> > don't see why it couldn't work for XAUI.
> For many of the same reasons I've given above comparing an
> XAUI/XGXS to an SLP-based XAUI/XGXS.
> > on the other hand:
> > 64b/66b does not work for XAUI. The encoding does not allow
> mapping things like
> > ------------------------------
> > D D D T I I I S, which you can observe on a lane of HARI.
> Therefore 64b/66b
> > is not a candidate. And I don't recall Rick Walker or Rich
> Dungan ever
> > saying that it could be used in HARI.
> Rick Walker, Don Alderrou (nSerial) and I discussed an
> 64B/66B-based XAUI/XGXS
> in Albuquerque over lunch and concluded that it wasn't such a
> great idea for
> many of the reasons I presented above. It is clearly more

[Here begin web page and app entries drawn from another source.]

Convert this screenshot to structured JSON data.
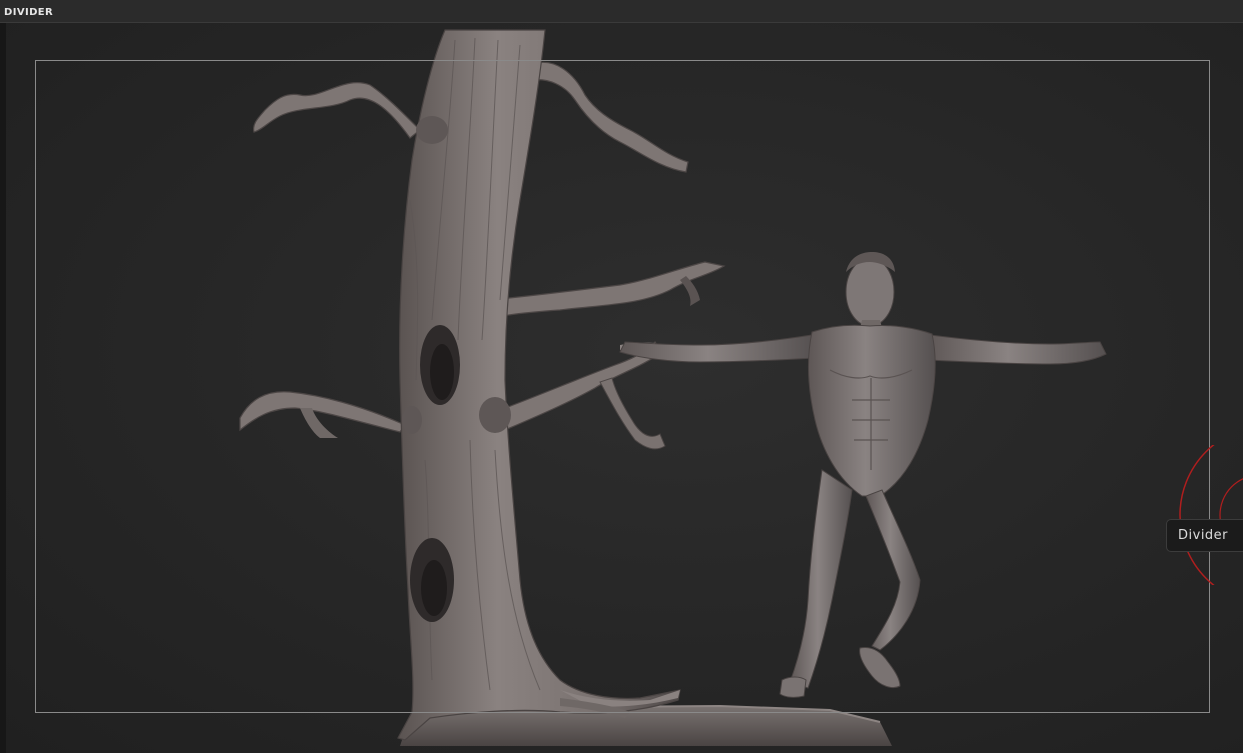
{
  "titlebar": {
    "title": "DIVIDER"
  },
  "tooltip": {
    "text": "Divider"
  },
  "viewport": {
    "background": "#262626",
    "frame_color": "#8a8a8a",
    "model_color": "#7d7573",
    "model_shadow": "#4a4443",
    "gizmo_color": "#b01e1e"
  },
  "scene": {
    "objects": [
      "dead-tree-sculpt",
      "male-figure-sculpt",
      "base-plinth"
    ]
  }
}
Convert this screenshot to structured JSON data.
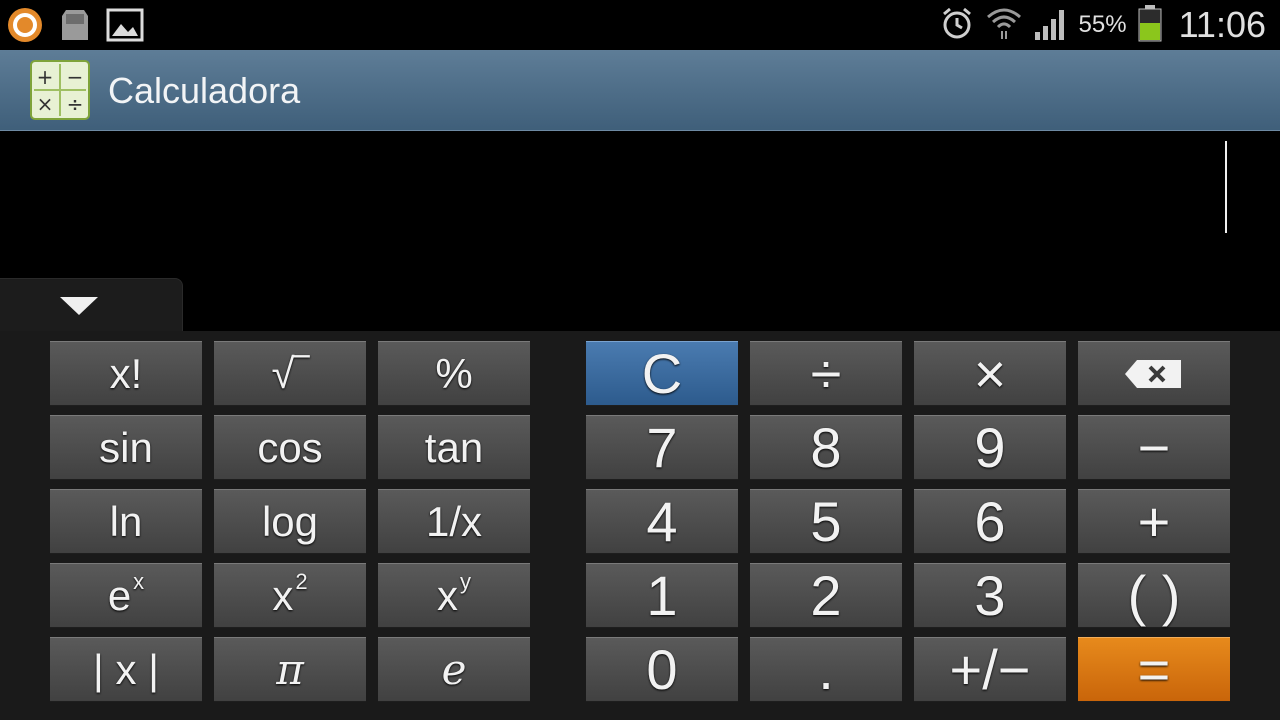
{
  "status_bar": {
    "notification_icons": [
      "avast-icon",
      "sd-card-icon",
      "picture-icon"
    ],
    "right_icons": [
      "alarm-clock-icon",
      "wifi-icon",
      "signal-icon"
    ],
    "battery_percent": "55%",
    "battery_level": 0.55,
    "time": "11:06"
  },
  "action_bar": {
    "title": "Calculadora",
    "icon": "calculator-icon",
    "icon_glyphs": [
      "+",
      "−",
      "×",
      "÷"
    ]
  },
  "display": {
    "expression": "",
    "history_toggle_icon": "chevron-down-icon"
  },
  "colors": {
    "action_bar": "#4f6f8a",
    "clear_key": "#3a6b9f",
    "equals_key": "#d9770f",
    "key": "#4d4d4d"
  },
  "keys": {
    "factorial": "x!",
    "sqrt": "√‾",
    "percent": "%",
    "sin": "sin",
    "cos": "cos",
    "tan": "tan",
    "ln": "ln",
    "log": "log",
    "reciprocal": "1/x",
    "exp_base": "e",
    "exp_sup": "x",
    "square_base": "x",
    "square_sup": "2",
    "power_base": "x",
    "power_sup": "y",
    "abs": "| x |",
    "pi": "π",
    "e": "e",
    "clear": "C",
    "divide": "÷",
    "multiply": "×",
    "backspace_icon": "backspace-icon",
    "seven": "7",
    "eight": "8",
    "nine": "9",
    "minus": "−",
    "four": "4",
    "five": "5",
    "six": "6",
    "plus": "+",
    "one": "1",
    "two": "2",
    "three": "3",
    "parentheses": "( )",
    "zero": "0",
    "decimal": ".",
    "plus_minus": "+/−",
    "equals": "="
  }
}
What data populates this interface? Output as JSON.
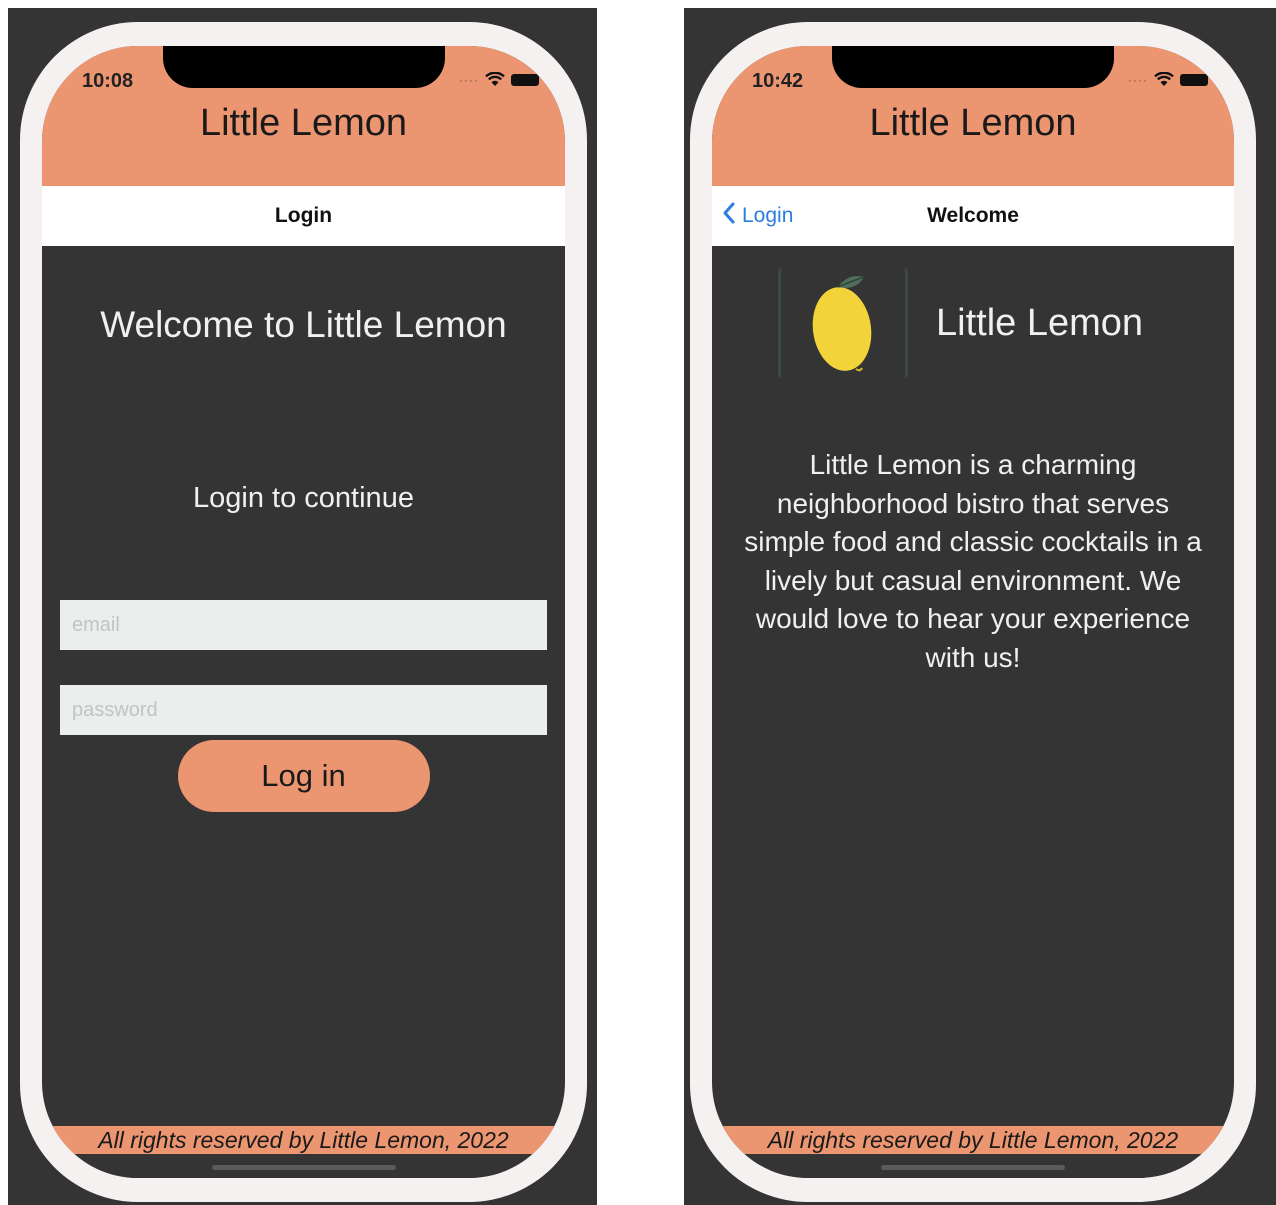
{
  "app_title": "Little Lemon",
  "footer_text": "All rights reserved by Little Lemon, 2022",
  "colors": {
    "accent": "#ec9671",
    "background": "#343434",
    "link": "#2c7de0"
  },
  "login_screen": {
    "status_time": "10:08",
    "nav_title": "Login",
    "welcome_heading": "Welcome to Little Lemon",
    "subheading": "Login to continue",
    "email": {
      "placeholder": "email",
      "value": ""
    },
    "password": {
      "placeholder": "password",
      "value": ""
    },
    "login_button": "Log in"
  },
  "welcome_screen": {
    "status_time": "10:42",
    "nav_title": "Welcome",
    "back_label": "Login",
    "logo_icon": "lemon-icon",
    "logo_text": "Little Lemon",
    "description": "Little Lemon is a charming neighborhood bistro that serves simple food and classic cocktails in a lively but casual environment. We would love to hear your experience with us!"
  }
}
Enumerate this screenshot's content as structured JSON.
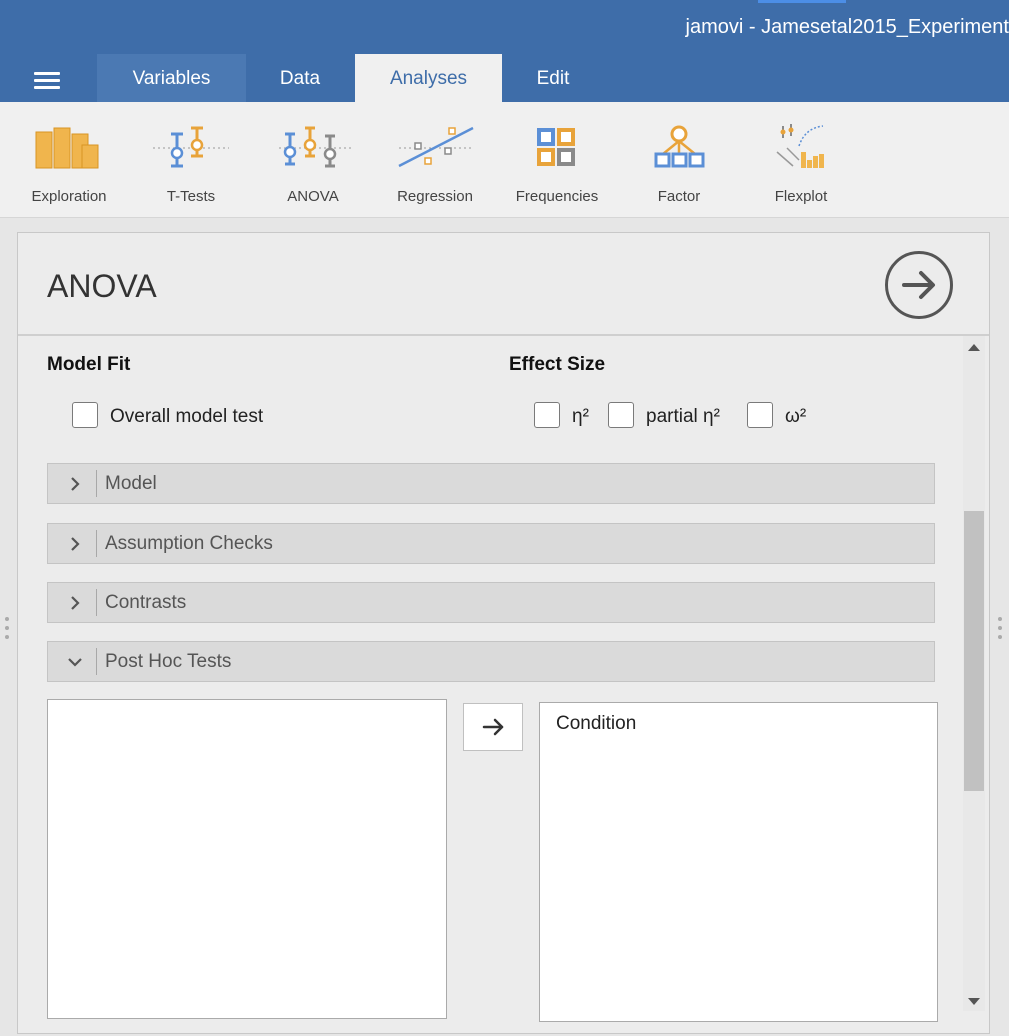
{
  "window": {
    "title": "jamovi - Jamesetal2015_Experiment"
  },
  "menu": {
    "tabs": [
      {
        "label": "Variables"
      },
      {
        "label": "Data"
      },
      {
        "label": "Analyses",
        "active": true
      },
      {
        "label": "Edit"
      }
    ]
  },
  "ribbon": {
    "items": [
      {
        "label": "Exploration",
        "icon": "exploration-icon"
      },
      {
        "label": "T-Tests",
        "icon": "t-tests-icon"
      },
      {
        "label": "ANOVA",
        "icon": "anova-icon"
      },
      {
        "label": "Regression",
        "icon": "regression-icon"
      },
      {
        "label": "Frequencies",
        "icon": "frequencies-icon"
      },
      {
        "label": "Factor",
        "icon": "factor-icon"
      },
      {
        "label": "Flexplot",
        "icon": "flexplot-icon"
      }
    ]
  },
  "panel": {
    "title": "ANOVA",
    "model_fit": {
      "label": "Model Fit",
      "overall_model_test": {
        "label": "Overall model test",
        "checked": false
      }
    },
    "effect_size": {
      "label": "Effect Size",
      "eta2": {
        "label": "η²",
        "checked": false
      },
      "partial_eta2": {
        "label": "partial η²",
        "checked": false
      },
      "omega2": {
        "label": "ω²",
        "checked": false
      }
    },
    "sections": [
      {
        "label": "Model",
        "expanded": false
      },
      {
        "label": "Assumption Checks",
        "expanded": false
      },
      {
        "label": "Contrasts",
        "expanded": false
      },
      {
        "label": "Post Hoc Tests",
        "expanded": true
      }
    ],
    "post_hoc": {
      "available": [],
      "selected": [
        "Condition"
      ]
    }
  },
  "colors": {
    "titlebar": "#3e6da9",
    "accent_orange": "#e8a33a",
    "accent_blue": "#5b8fd6",
    "accent_gray": "#8a8a8a"
  }
}
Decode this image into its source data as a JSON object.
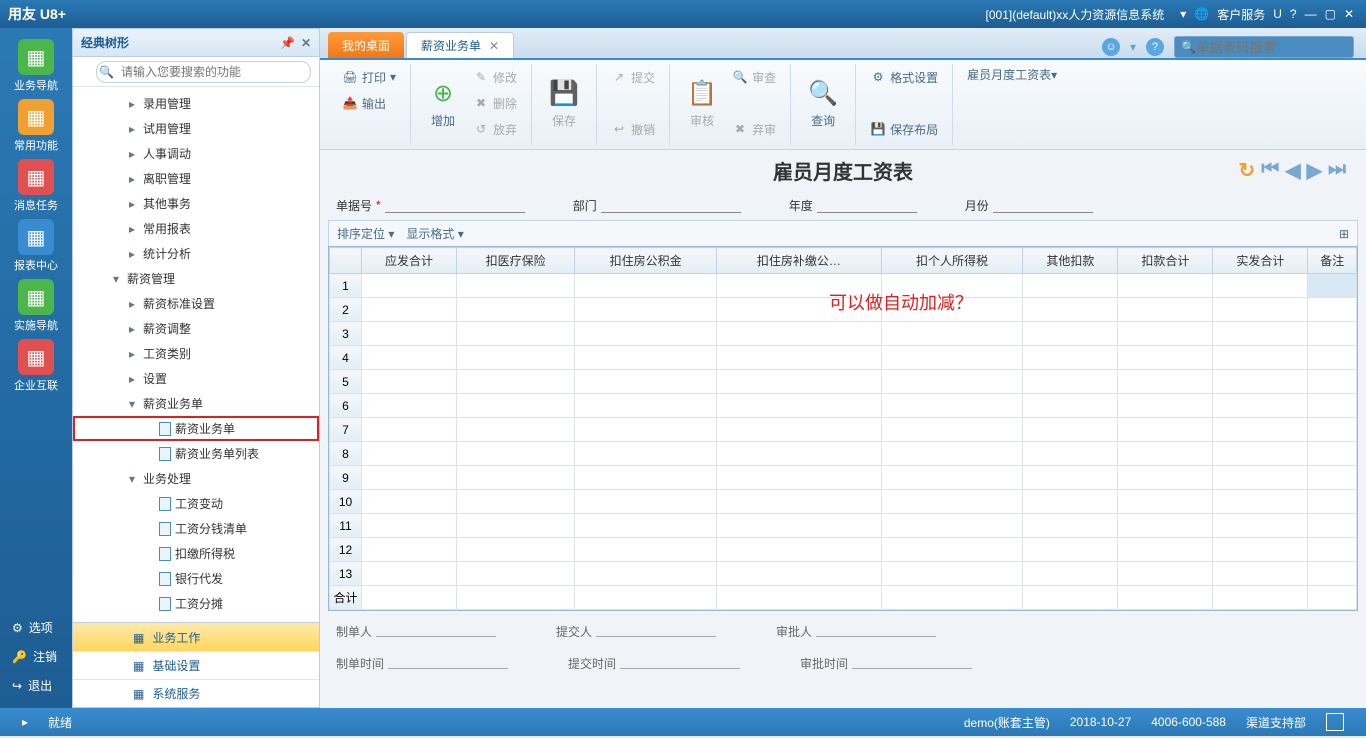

> reliable than SLP
> since 66B frames are very well defined and easy to check. In
> that sense it does
> offer excellent error detection for control information
> including robust EOP and
> SOP as well. The down sides are that 66B frames would have to
> be striped across
> each lane increasing latency and synchronization of 66B
> frames on each lane is a
> statistical (read: slow) process.
> Note that "D D D T I I I S" is NOT a possible XAUI pattern if
> I interpret it
> correctly. I assume that the first "D" corresponds to lane 0
> and the "S"
> corresponds to lane 3. To date, the only proposals on the
> table for 10 GbE, 10
> GFC and InfiniBand all have "S" in lane 0 only. The
> Albuquerque 64B/66B proposal
> supports all proposed XGMII and XAUI/XGXS patterns.
> > Hope this clarifies a bit
> To clarify things, I think I'd like to see a concise and
> complete SLP, SUPI or
> 64B/66B alternative coding proposal for XAUI/XGXS. Right now,
> no such animal
> exists. It would be much easier for the 802.3ae committee and
> participants to compare such a proposal to the strongly
> supported 8B/10B-based
> XAUI/XGXS proposal.
> In closing, one related issue that you did not touch on is
> EMI. Reflector
> traffic recently has been very high in the EMI area and I
> agree the concern is
> well places. 8B/10B codes, especially repetitive codes sent
> during IPG tend to
> have high EMI. Don and I have come up with some very simple
> solutions which I'll
> share in another thread. However, in this note you proposed
> an SLP /A/K/R/K/...
> repeating pattern which is non-scrambled. You might have Joel
> Goergen take a
> look at this pattern at the SLP 2.5 Gbps with respect to its
> current 8B/10B
> equivalent at 3.125 Gbps on his current test setup to see how
> much worse the SLP
> Idle pattern is in terms of EMI. I haven't run it, but I'd be
> interesting in
> seeing the results. The exact repeating patterns for both are
> as follows. Note
> that I simply picked the first three control codes from slide
> 11 of your
> presentation to represent SLP /A/K/R/ Please feel free to
> optimize this code
> choice for EMI yourself:
> SLP repeating Idle pattern:
> 00010111 01001110 01110100 01001110 01110100 01001110
> 01110100 01001110 01110100
> 01001110 01110100 01001110 01110100 01001110 01110100 01001110
> 8B/10B repeating Idle pattern:
> 001111 0011 110000 0101 001111 0101 001111 1010 110000 1011
> 110000 0101 001111
> 0101 001111 1010 110000 1011 110000 0101 001111 0101 001111
> 1010 110000 1011
> 110000 0101 001111 0101 001111 1010 110000 1100 001111 1010
> 110000 1011 110000
> 0101 001111 0101 001111 1010 110000 1011 110000 0101 001111
> 0101 001111 1010
> 110000 1011 110000 0101 001111 0101 001111 1010 110000 1011
> 110000 0101
> > Regards,
> > Kamran
> Best Regards,
> Richard Taborek Sr. Phone: 408-845-6102
> Chief Technology Officer Cell: 408-832-3957
> nSerial Corporation Fax: 408-845-6114
> 2500-5 Augustine Dr. mailto:rtaborek@xxxxxxxxxxx
> Santa Clara, CA 95054 http://www.nSerial.com